Stored data entries
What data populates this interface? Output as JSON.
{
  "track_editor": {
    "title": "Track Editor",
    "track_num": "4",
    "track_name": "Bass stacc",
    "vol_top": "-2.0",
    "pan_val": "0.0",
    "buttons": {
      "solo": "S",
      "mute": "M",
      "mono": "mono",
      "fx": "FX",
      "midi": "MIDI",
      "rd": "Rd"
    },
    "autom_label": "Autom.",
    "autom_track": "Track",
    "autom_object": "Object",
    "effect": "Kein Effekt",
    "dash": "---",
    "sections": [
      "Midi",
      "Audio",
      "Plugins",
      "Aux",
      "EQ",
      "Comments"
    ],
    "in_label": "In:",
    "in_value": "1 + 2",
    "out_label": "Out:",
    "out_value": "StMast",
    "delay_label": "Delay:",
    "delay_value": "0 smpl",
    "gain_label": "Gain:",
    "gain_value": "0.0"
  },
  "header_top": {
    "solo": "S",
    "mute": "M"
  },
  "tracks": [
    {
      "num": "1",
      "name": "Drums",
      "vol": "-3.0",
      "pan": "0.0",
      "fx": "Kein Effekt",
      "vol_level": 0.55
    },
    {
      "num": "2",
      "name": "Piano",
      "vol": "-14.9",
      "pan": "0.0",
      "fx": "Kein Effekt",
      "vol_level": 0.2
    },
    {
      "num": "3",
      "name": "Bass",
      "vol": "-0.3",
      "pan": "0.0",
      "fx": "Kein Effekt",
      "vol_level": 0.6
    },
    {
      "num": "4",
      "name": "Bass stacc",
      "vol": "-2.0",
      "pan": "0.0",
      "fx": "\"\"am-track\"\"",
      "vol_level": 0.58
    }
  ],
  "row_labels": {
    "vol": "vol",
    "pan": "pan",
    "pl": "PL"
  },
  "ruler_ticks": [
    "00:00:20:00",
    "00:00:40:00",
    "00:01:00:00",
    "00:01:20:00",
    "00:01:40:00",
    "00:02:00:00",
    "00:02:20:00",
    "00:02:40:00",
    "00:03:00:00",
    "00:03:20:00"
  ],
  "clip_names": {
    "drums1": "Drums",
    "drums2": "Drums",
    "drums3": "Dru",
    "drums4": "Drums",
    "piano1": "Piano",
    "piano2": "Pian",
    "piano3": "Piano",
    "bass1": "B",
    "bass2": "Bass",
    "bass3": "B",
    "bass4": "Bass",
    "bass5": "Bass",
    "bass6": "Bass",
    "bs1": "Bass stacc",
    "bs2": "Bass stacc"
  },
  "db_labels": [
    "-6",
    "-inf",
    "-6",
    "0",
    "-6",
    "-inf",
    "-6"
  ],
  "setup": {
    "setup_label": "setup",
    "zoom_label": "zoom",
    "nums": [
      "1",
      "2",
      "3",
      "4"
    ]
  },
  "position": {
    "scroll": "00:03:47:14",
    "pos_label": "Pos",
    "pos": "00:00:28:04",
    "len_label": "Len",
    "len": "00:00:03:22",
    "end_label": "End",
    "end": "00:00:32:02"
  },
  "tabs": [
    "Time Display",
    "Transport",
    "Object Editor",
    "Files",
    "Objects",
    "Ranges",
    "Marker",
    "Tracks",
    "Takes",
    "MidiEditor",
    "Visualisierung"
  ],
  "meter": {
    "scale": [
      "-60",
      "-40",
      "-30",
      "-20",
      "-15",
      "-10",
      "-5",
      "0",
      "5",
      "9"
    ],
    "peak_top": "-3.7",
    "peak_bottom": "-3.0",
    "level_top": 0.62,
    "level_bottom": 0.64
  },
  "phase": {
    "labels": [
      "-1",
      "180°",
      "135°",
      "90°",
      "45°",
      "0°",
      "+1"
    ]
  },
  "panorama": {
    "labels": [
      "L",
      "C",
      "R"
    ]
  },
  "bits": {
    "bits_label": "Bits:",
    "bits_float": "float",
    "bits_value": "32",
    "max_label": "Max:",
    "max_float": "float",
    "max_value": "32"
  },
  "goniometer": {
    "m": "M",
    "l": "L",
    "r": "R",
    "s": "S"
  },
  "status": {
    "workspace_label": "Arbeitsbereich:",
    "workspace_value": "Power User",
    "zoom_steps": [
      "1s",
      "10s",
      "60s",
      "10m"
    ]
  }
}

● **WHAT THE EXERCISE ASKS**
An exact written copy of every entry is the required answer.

● **ANSWER BOX**
What data populates this interface? Output as JSON.
{
  "track_editor": {
    "title": "Track Editor",
    "track_num": "4",
    "track_name": "Bass stacc",
    "vol_top": "-2.0",
    "pan_val": "0.0",
    "buttons": {
      "solo": "S",
      "mute": "M",
      "mono": "mono",
      "fx": "FX",
      "midi": "MIDI",
      "rd": "Rd"
    },
    "autom_label": "Autom.",
    "autom_track": "Track",
    "autom_object": "Object",
    "effect": "Kein Effekt",
    "dash": "---",
    "sections": [
      "Midi",
      "Audio",
      "Plugins",
      "Aux",
      "EQ",
      "Comments"
    ],
    "in_label": "In:",
    "in_value": "1 + 2",
    "out_label": "Out:",
    "out_value": "StMast",
    "delay_label": "Delay:",
    "delay_value": "0 smpl",
    "gain_label": "Gain:",
    "gain_value": "0.0"
  },
  "header_top": {
    "solo": "S",
    "mute": "M"
  },
  "tracks": [
    {
      "num": "1",
      "name": "Drums",
      "vol": "-3.0",
      "pan": "0.0",
      "fx": "Kein Effekt",
      "vol_level": 0.55
    },
    {
      "num": "2",
      "name": "Piano",
      "vol": "-14.9",
      "pan": "0.0",
      "fx": "Kein Effekt",
      "vol_level": 0.2
    },
    {
      "num": "3",
      "name": "Bass",
      "vol": "-0.3",
      "pan": "0.0",
      "fx": "Kein Effekt",
      "vol_level": 0.6
    },
    {
      "num": "4",
      "name": "Bass stacc",
      "vol": "-2.0",
      "pan": "0.0",
      "fx": "\"\"am-track\"\"",
      "vol_level": 0.58
    }
  ],
  "row_labels": {
    "vol": "vol",
    "pan": "pan",
    "pl": "PL"
  },
  "ruler_ticks": [
    "00:00:20:00",
    "00:00:40:00",
    "00:01:00:00",
    "00:01:20:00",
    "00:01:40:00",
    "00:02:00:00",
    "00:02:20:00",
    "00:02:40:00",
    "00:03:00:00",
    "00:03:20:00"
  ],
  "clip_names": {
    "drums1": "Drums",
    "drums2": "Drums",
    "drums3": "Dru",
    "drums4": "Drums",
    "piano1": "Piano",
    "piano2": "Pian",
    "piano3": "Piano",
    "bass1": "B",
    "bass2": "Bass",
    "bass3": "B",
    "bass4": "Bass",
    "bass5": "Bass",
    "bass6": "Bass",
    "bs1": "Bass stacc",
    "bs2": "Bass stacc"
  },
  "db_labels": [
    "-6",
    "-inf",
    "-6",
    "0",
    "-6",
    "-inf",
    "-6"
  ],
  "setup": {
    "setup_label": "setup",
    "zoom_label": "zoom",
    "nums": [
      "1",
      "2",
      "3",
      "4"
    ]
  },
  "position": {
    "scroll": "00:03:47:14",
    "pos_label": "Pos",
    "pos": "00:00:28:04",
    "len_label": "Len",
    "len": "00:00:03:22",
    "end_label": "End",
    "end": "00:00:32:02"
  },
  "tabs": [
    "Time Display",
    "Transport",
    "Object Editor",
    "Files",
    "Objects",
    "Ranges",
    "Marker",
    "Tracks",
    "Takes",
    "MidiEditor",
    "Visualisierung"
  ],
  "meter": {
    "scale": [
      "-60",
      "-40",
      "-30",
      "-20",
      "-15",
      "-10",
      "-5",
      "0",
      "5",
      "9"
    ],
    "peak_top": "-3.7",
    "peak_bottom": "-3.0",
    "level_top": 0.62,
    "level_bottom": 0.64
  },
  "phase": {
    "labels": [
      "-1",
      "180°",
      "135°",
      "90°",
      "45°",
      "0°",
      "+1"
    ]
  },
  "panorama": {
    "labels": [
      "L",
      "C",
      "R"
    ]
  },
  "bits": {
    "bits_label": "Bits:",
    "bits_float": "float",
    "bits_value": "32",
    "max_label": "Max:",
    "max_float": "float",
    "max_value": "32"
  },
  "goniometer": {
    "m": "M",
    "l": "L",
    "r": "R",
    "s": "S"
  },
  "status": {
    "workspace_label": "Arbeitsbereich:",
    "workspace_value": "Power User",
    "zoom_steps": [
      "1s",
      "10s",
      "60s",
      "10m"
    ]
  }
}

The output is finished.